[Opening Dataset entries section]
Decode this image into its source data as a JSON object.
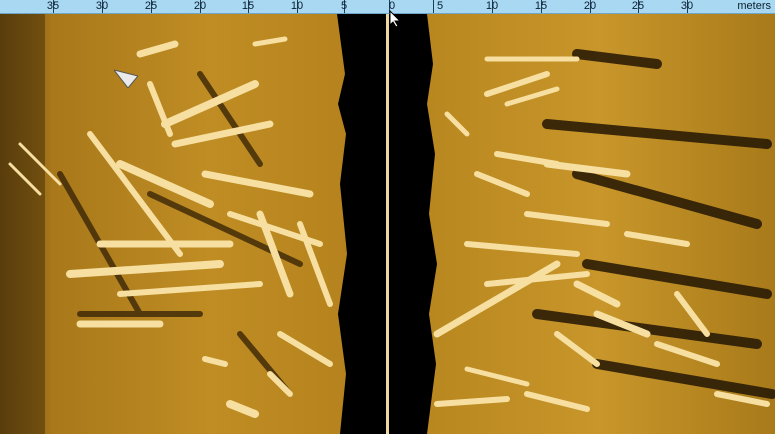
{
  "ruler": {
    "left_labels": [
      "35",
      "30",
      "25",
      "20",
      "15",
      "10",
      "5"
    ],
    "center_label": "0",
    "right_labels": [
      "5",
      "10",
      "15",
      "20",
      "25",
      "30"
    ],
    "unit": "meters"
  },
  "icons": {
    "cursor": "mouse-pointer-icon",
    "target_marker": "target-marker-icon"
  },
  "colors": {
    "ruler_bg": "#a9d8f2",
    "seabed": "#b8861f",
    "water_column": "#000000",
    "nadir_line": "#f1d7a0"
  }
}
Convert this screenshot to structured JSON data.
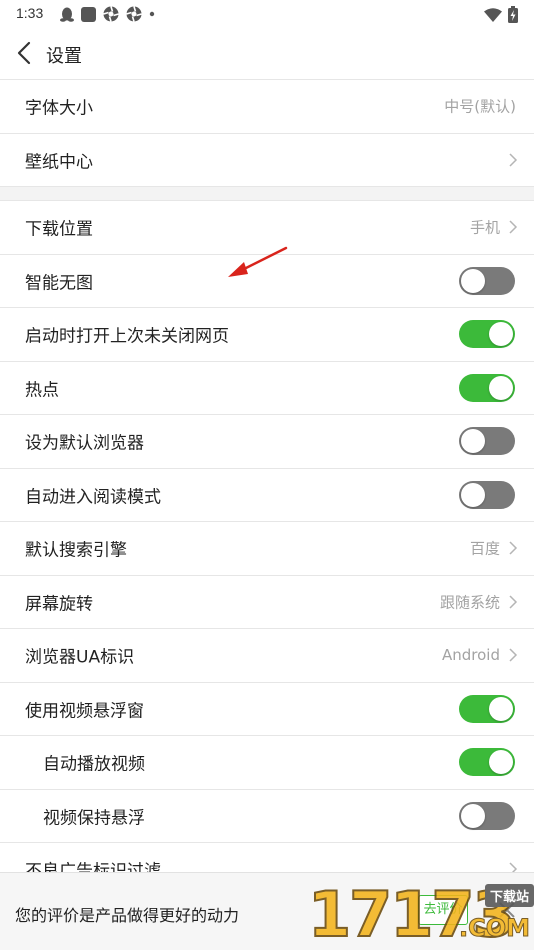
{
  "status_bar": {
    "time": "1:33",
    "left_icons": [
      "qq-penguin-icon",
      "app-square-icon",
      "aperture-icon",
      "aperture-icon",
      "dot-icon"
    ],
    "right_icons": [
      "wifi-icon",
      "battery-charging-icon"
    ]
  },
  "app_bar": {
    "title": "设置"
  },
  "settings": {
    "font_size": {
      "label": "字体大小",
      "value": "中号(默认)"
    },
    "wallpaper": {
      "label": "壁纸中心"
    },
    "download_location": {
      "label": "下载位置",
      "value": "手机"
    },
    "smart_no_image": {
      "label": "智能无图",
      "on": false
    },
    "restore_tabs": {
      "label": "启动时打开上次未关闭网页",
      "on": true
    },
    "hot_spots": {
      "label": "热点",
      "on": true
    },
    "default_browser": {
      "label": "设为默认浏览器",
      "on": false
    },
    "auto_reading_mode": {
      "label": "自动进入阅读模式",
      "on": false
    },
    "search_engine": {
      "label": "默认搜索引擎",
      "value": "百度"
    },
    "screen_rotation": {
      "label": "屏幕旋转",
      "value": "跟随系统"
    },
    "user_agent": {
      "label": "浏览器UA标识",
      "value": "Android"
    },
    "floating_video": {
      "label": "使用视频悬浮窗",
      "on": true
    },
    "autoplay_video": {
      "label": "自动播放视频",
      "on": true
    },
    "keep_floating": {
      "label": "视频保持悬浮",
      "on": false
    },
    "ad_filter": {
      "label": "不良广告标识过滤"
    }
  },
  "rating_bar": {
    "text": "您的评价是产品做得更好的动力",
    "button_label": "去评价"
  },
  "watermark": {
    "digits": "17173",
    "tag": "下载站",
    "suffix": ".COM"
  },
  "colors": {
    "toggle_on": "#3cba3a",
    "toggle_off": "#7a7a7a",
    "annotation_arrow": "#d9241c",
    "watermark": "#f3b41b"
  }
}
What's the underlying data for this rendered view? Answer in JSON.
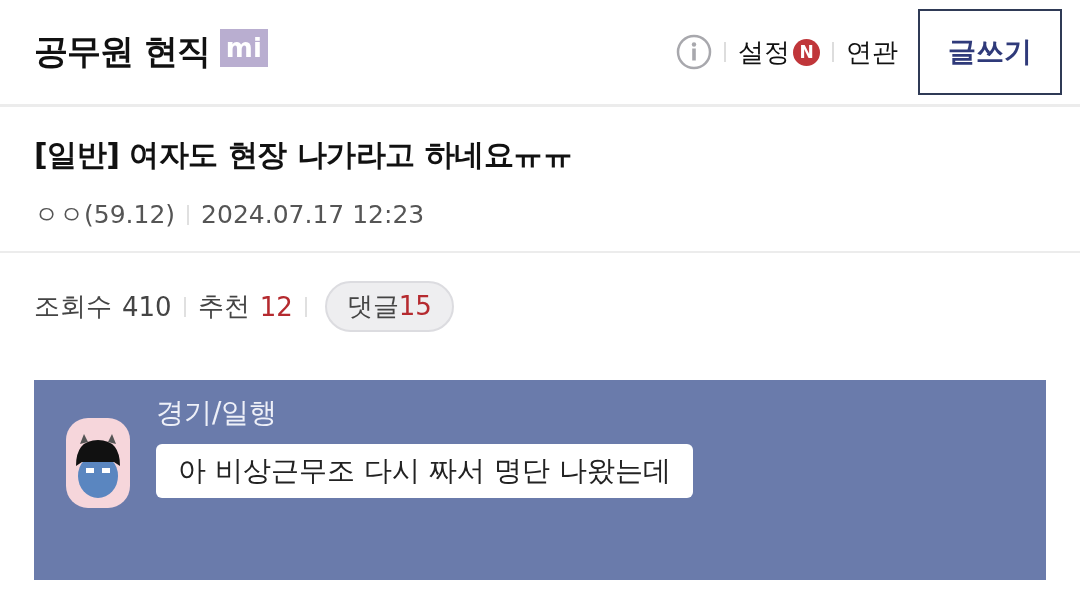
{
  "header": {
    "title": "공무원 현직",
    "badge": "mi",
    "nav": [
      {
        "label": "설정",
        "new_badge": "N"
      },
      {
        "label": "연관"
      }
    ],
    "write_button": "글쓰기"
  },
  "post": {
    "title": "[일반] 여자도 현장 나가라고 하네요ㅠㅠ",
    "author": "ㅇㅇ(59.12)",
    "date": "2024.07.17 12:23",
    "stats": {
      "views_label": "조회수",
      "views": "410",
      "likes_label": "추천",
      "likes": "12",
      "comments_label": "댓글",
      "comments": "15"
    }
  },
  "chat_image": {
    "sender": "경기/일행",
    "message": "아 비상근무조 다시 짜서 명단 나왔는데"
  }
}
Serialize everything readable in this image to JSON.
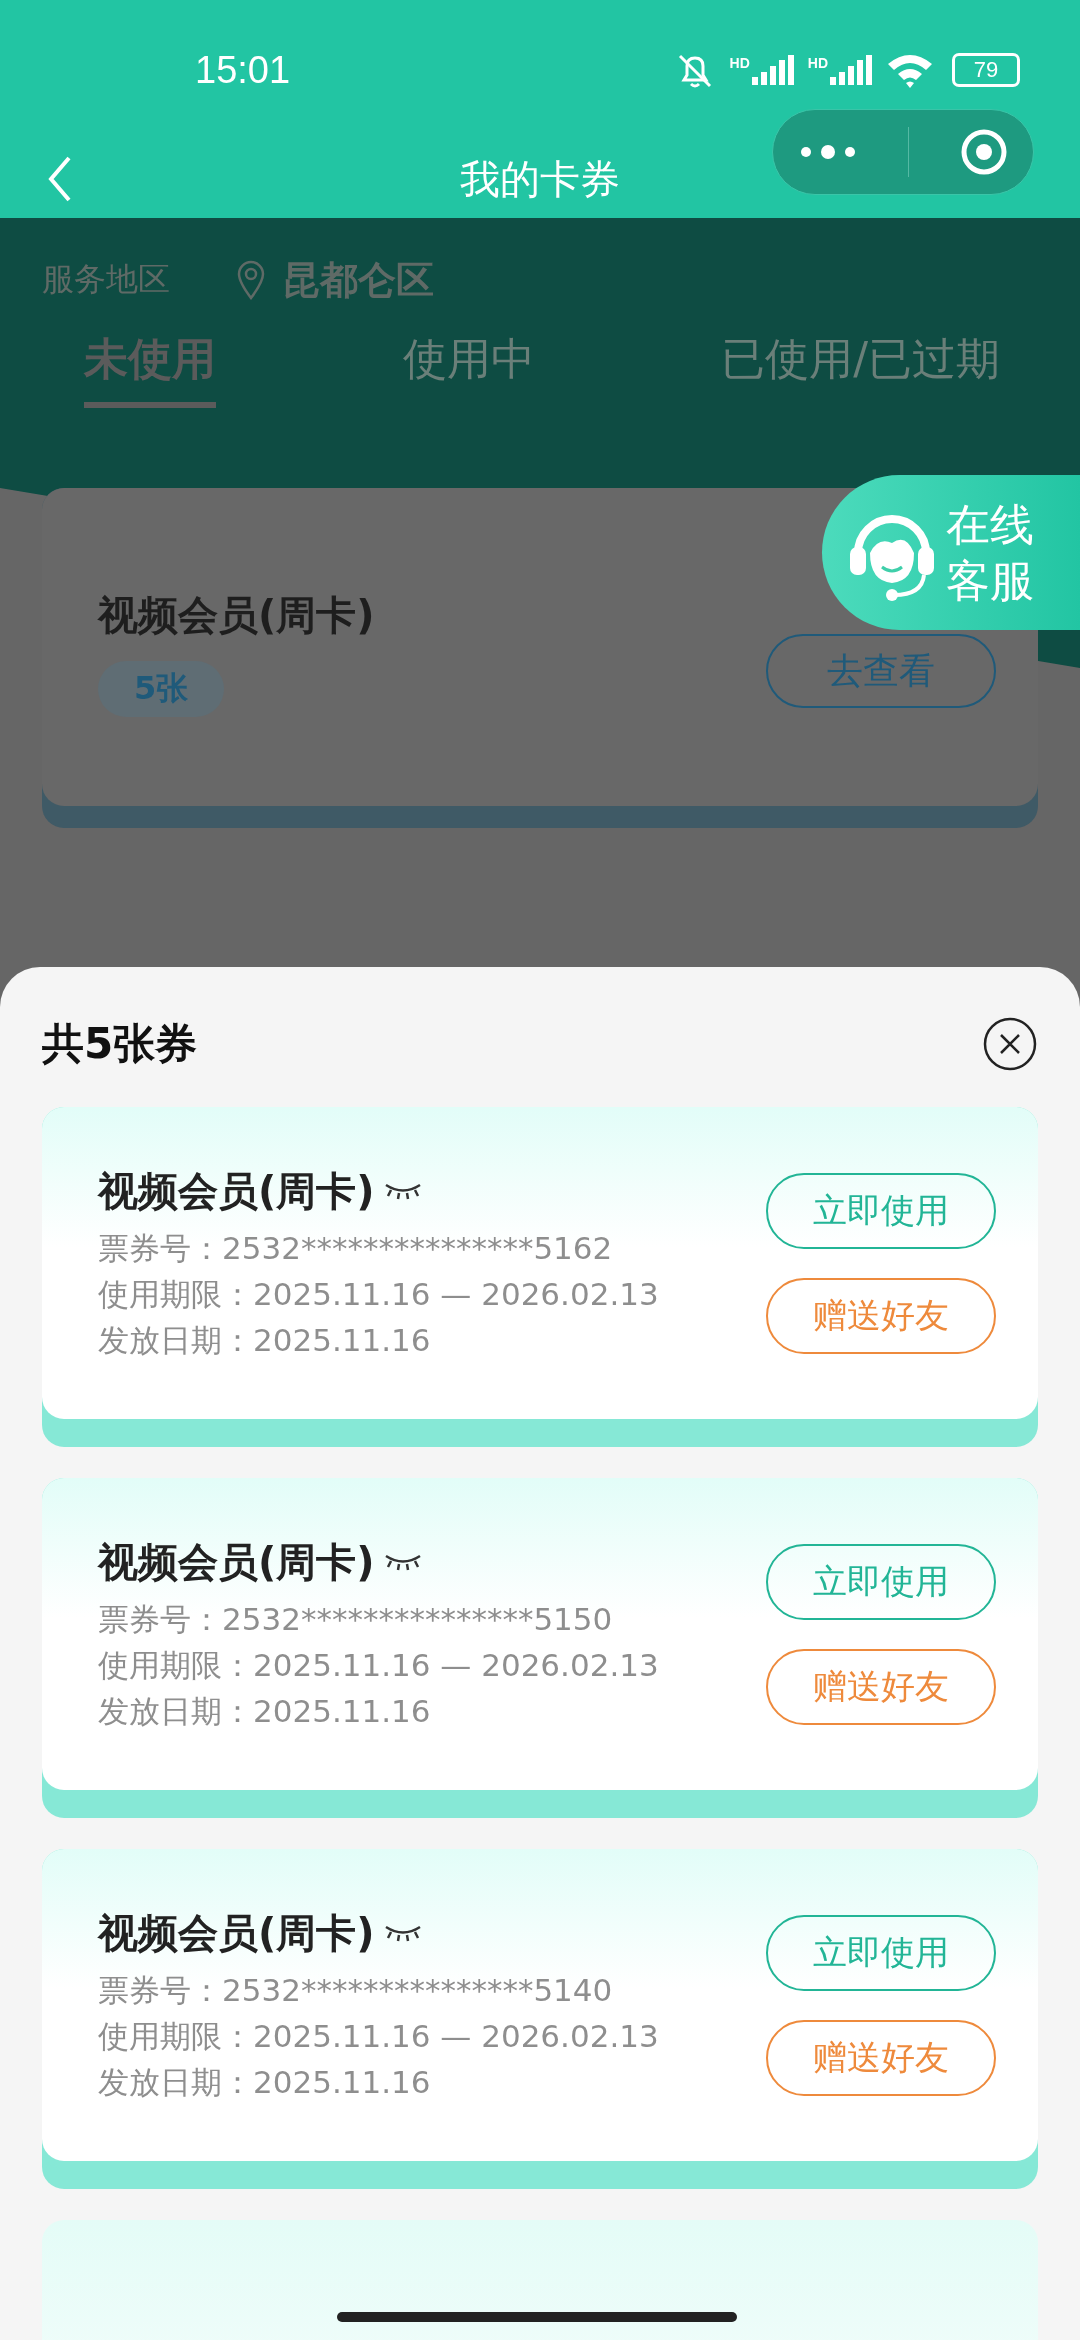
{
  "status_bar": {
    "time": "15:01",
    "signals": [
      {
        "label": "HD"
      },
      {
        "label": "HD"
      }
    ],
    "battery": "79"
  },
  "nav": {
    "title": "我的卡券"
  },
  "region": {
    "label": "服务地区",
    "value": "昆都仑区"
  },
  "tabs": [
    {
      "label": "未使用",
      "selected": true
    },
    {
      "label": "使用中",
      "selected": false
    },
    {
      "label": "已使用/已过期",
      "selected": false
    }
  ],
  "summary_card": {
    "title": "视频会员(周卡)",
    "count": "5张",
    "button": "去查看"
  },
  "support": {
    "line1": "在线",
    "line2": "客服"
  },
  "sheet": {
    "title": "共5张券",
    "coupons": [
      {
        "title": "视频会员(周卡)",
        "number": "票券号：2532***************5162",
        "validity": "使用期限：2025.11.16 — 2026.02.13",
        "issued": "发放日期：2025.11.16",
        "use_button": "立即使用",
        "gift_button": "赠送好友"
      },
      {
        "title": "视频会员(周卡)",
        "number": "票券号：2532***************5150",
        "validity": "使用期限：2025.11.16 — 2026.02.13",
        "issued": "发放日期：2025.11.16",
        "use_button": "立即使用",
        "gift_button": "赠送好友"
      },
      {
        "title": "视频会员(周卡)",
        "number": "票券号：2532***************5140",
        "validity": "使用期限：2025.11.16 — 2026.02.13",
        "issued": "发放日期：2025.11.16",
        "use_button": "立即使用",
        "gift_button": "赠送好友"
      }
    ]
  }
}
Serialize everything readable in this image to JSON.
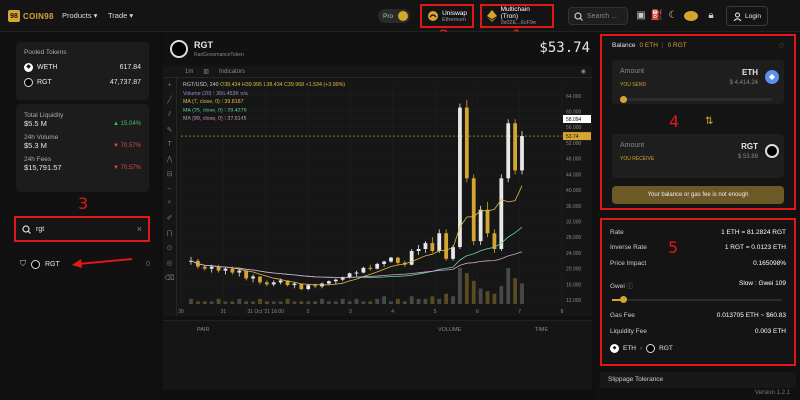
{
  "brand": "COIN98",
  "nav": {
    "products": "Products ▾",
    "trade": "Trade ▾"
  },
  "pro_label": "Pro",
  "dex": {
    "name": "Uniswap",
    "chain": "Ethereum"
  },
  "wallet": {
    "name": "Multichain (Tron)",
    "address": "0x02E...6cF9e"
  },
  "search_placeholder": "Search ...",
  "login_label": "Login",
  "annotations": [
    "1",
    "2",
    "3",
    "4",
    "5"
  ],
  "pooled": {
    "title": "Pooled Tokens",
    "tokens": [
      {
        "symbol": "WETH",
        "amount": "617.84"
      },
      {
        "symbol": "RGT",
        "amount": "47,737.87"
      }
    ]
  },
  "stats": [
    {
      "label": "Total Liquidity",
      "value": "$5.5 M",
      "change": "▲ 15.04%",
      "color": "#3fbf6b"
    },
    {
      "label": "24h Volume",
      "value": "$5.3 M",
      "change": "▼ 70.57%",
      "color": "#e04a4a"
    },
    {
      "label": "24h Fees",
      "value": "$15,791.57",
      "change": "▼ 70.57%",
      "color": "#e04a4a"
    }
  ],
  "token_search": {
    "value": "rgt",
    "clear": "×"
  },
  "result": {
    "symbol": "RGT",
    "count": "0"
  },
  "pair": {
    "symbol": "RGT",
    "name": "RariGovernanceToken",
    "price": "$53.74"
  },
  "chart_toolbar": {
    "interval": "1m",
    "indicators": "Indicators"
  },
  "ohlc": {
    "pair": "RGT/USD, 240",
    "o": "O38.434",
    "h": "H39.995",
    "l": "L38.434",
    "c": "C39.968",
    "chg": "+1.534 (+3.99%)",
    "vol": "Volume (20) ⁝ 366.453K n/a",
    "ma7": "MA (7, close, 0) ⁝ 39.8187",
    "ma25": "MA (25, close, 0) ⁝ 29.4279",
    "ma99": "MA (99, close, 0) ⁝ 37.6145"
  },
  "chart_data": {
    "type": "candlestick",
    "y_ticks": [
      "64.000",
      "60.000",
      "58.094",
      "56.000",
      "53.74",
      "52.000",
      "48.000",
      "44.000",
      "40.000",
      "36.000",
      "32.000",
      "28.000",
      "24.000",
      "20.000",
      "16.000",
      "12.000"
    ],
    "x_ticks": [
      "30",
      "31",
      "31 Oct '21  16:00",
      "2",
      "3",
      "4",
      "5",
      "6",
      "7",
      "8"
    ],
    "ylim": [
      11,
      67
    ],
    "current_price": 53.74,
    "candles": [
      [
        22,
        23,
        21,
        22
      ],
      [
        22,
        22.5,
        20,
        20.5
      ],
      [
        20.5,
        21,
        19.5,
        20
      ],
      [
        20,
        21,
        19,
        20.5
      ],
      [
        20.5,
        21,
        19,
        19.5
      ],
      [
        19.5,
        20.5,
        18.5,
        20
      ],
      [
        20,
        20.5,
        18.5,
        19
      ],
      [
        19,
        20,
        18,
        19.5
      ],
      [
        19.5,
        19.5,
        17,
        17.5
      ],
      [
        17.5,
        18.5,
        16.5,
        18
      ],
      [
        18,
        18,
        16,
        16.5
      ],
      [
        16.5,
        17,
        15.5,
        16
      ],
      [
        16,
        17,
        15.5,
        16.5
      ],
      [
        16.5,
        17.5,
        16,
        17
      ],
      [
        17,
        17,
        15.5,
        15.8
      ],
      [
        15.8,
        16.5,
        15,
        16.2
      ],
      [
        16.2,
        16.2,
        14.5,
        14.8
      ],
      [
        14.8,
        16,
        14.5,
        15.8
      ],
      [
        15.8,
        16.2,
        15,
        15.5
      ],
      [
        15.5,
        16.5,
        15,
        16.2
      ],
      [
        16.2,
        17,
        15.8,
        16.8
      ],
      [
        16.8,
        17.5,
        16,
        17.2
      ],
      [
        17.2,
        18,
        16.8,
        17.8
      ],
      [
        17.8,
        19,
        17.5,
        18.8
      ],
      [
        18.8,
        19.5,
        18,
        19
      ],
      [
        19,
        20.5,
        18.8,
        20.2
      ],
      [
        20.2,
        21,
        19.5,
        20
      ],
      [
        20,
        21.5,
        19.8,
        21.2
      ],
      [
        21.2,
        22,
        20.5,
        21.8
      ],
      [
        21.8,
        23,
        21.5,
        22.8
      ],
      [
        22.8,
        23,
        21,
        21.5
      ],
      [
        21.5,
        22,
        20.5,
        21
      ],
      [
        21,
        25,
        20.8,
        24.5
      ],
      [
        24.5,
        26,
        23.5,
        25
      ],
      [
        25,
        27,
        24,
        26.5
      ],
      [
        26.5,
        28,
        24,
        24.5
      ],
      [
        24.5,
        30,
        24,
        29
      ],
      [
        29,
        30,
        22,
        22.5
      ],
      [
        22.5,
        26,
        22,
        25.5
      ],
      [
        25.5,
        62,
        25,
        61
      ],
      [
        61,
        63,
        42,
        43
      ],
      [
        43,
        44,
        26,
        27
      ],
      [
        27,
        36,
        26,
        35
      ],
      [
        35,
        37,
        28,
        29
      ],
      [
        29,
        30,
        24,
        25
      ],
      [
        25,
        44,
        24.5,
        43
      ],
      [
        43,
        58,
        42,
        57
      ],
      [
        57,
        58,
        44,
        45
      ],
      [
        45,
        55,
        44,
        53.74
      ]
    ],
    "volumes": [
      2,
      1,
      1,
      1,
      2,
      1,
      1,
      2,
      1,
      1,
      2,
      1,
      1,
      1,
      2,
      1,
      1,
      1,
      1,
      2,
      1,
      1,
      2,
      1,
      2,
      1,
      1,
      2,
      3,
      1,
      2,
      1,
      3,
      2,
      2,
      3,
      2,
      4,
      3,
      14,
      12,
      9,
      6,
      5,
      4,
      7,
      14,
      10,
      8
    ]
  },
  "trade_headers": {
    "pair": "PAIR",
    "volume": "VOLUME",
    "time": "TIME"
  },
  "swap": {
    "balance_label": "Balance",
    "balance_eth": "0 ETH",
    "balance_rgt": "0 RGT",
    "from_label": "Amount",
    "from_token": "ETH",
    "from_usd": "$ 4,414.24",
    "you_send": "YOU SEND",
    "to_label": "Amount",
    "to_token": "RGT",
    "to_usd": "$ 53.89",
    "you_receive": "YOU RECEIVE",
    "error": "Your balance or gas fee is not enough"
  },
  "info": {
    "rate_label": "Rate",
    "rate": "1 ETH = 81.2824 RGT",
    "inverse_label": "Inverse Rate",
    "inverse": "1 RGT = 0.0123 ETH",
    "impact_label": "Price Impact",
    "impact": "0.165098%",
    "gwei_label": "Gwei",
    "gwei": "Slow : Gwei 109",
    "gasfee_label": "Gas Fee",
    "gasfee": "0.013705 ETH ~ $60.83",
    "liqfee_label": "Liquidity Fee",
    "liqfee": "0.003 ETH",
    "route_from": "ETH",
    "route_to": "RGT"
  },
  "slippage_label": "Slippage Tolerance",
  "version": "Version 1.2.1"
}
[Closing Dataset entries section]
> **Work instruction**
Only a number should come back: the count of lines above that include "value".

> **Solved problem**
10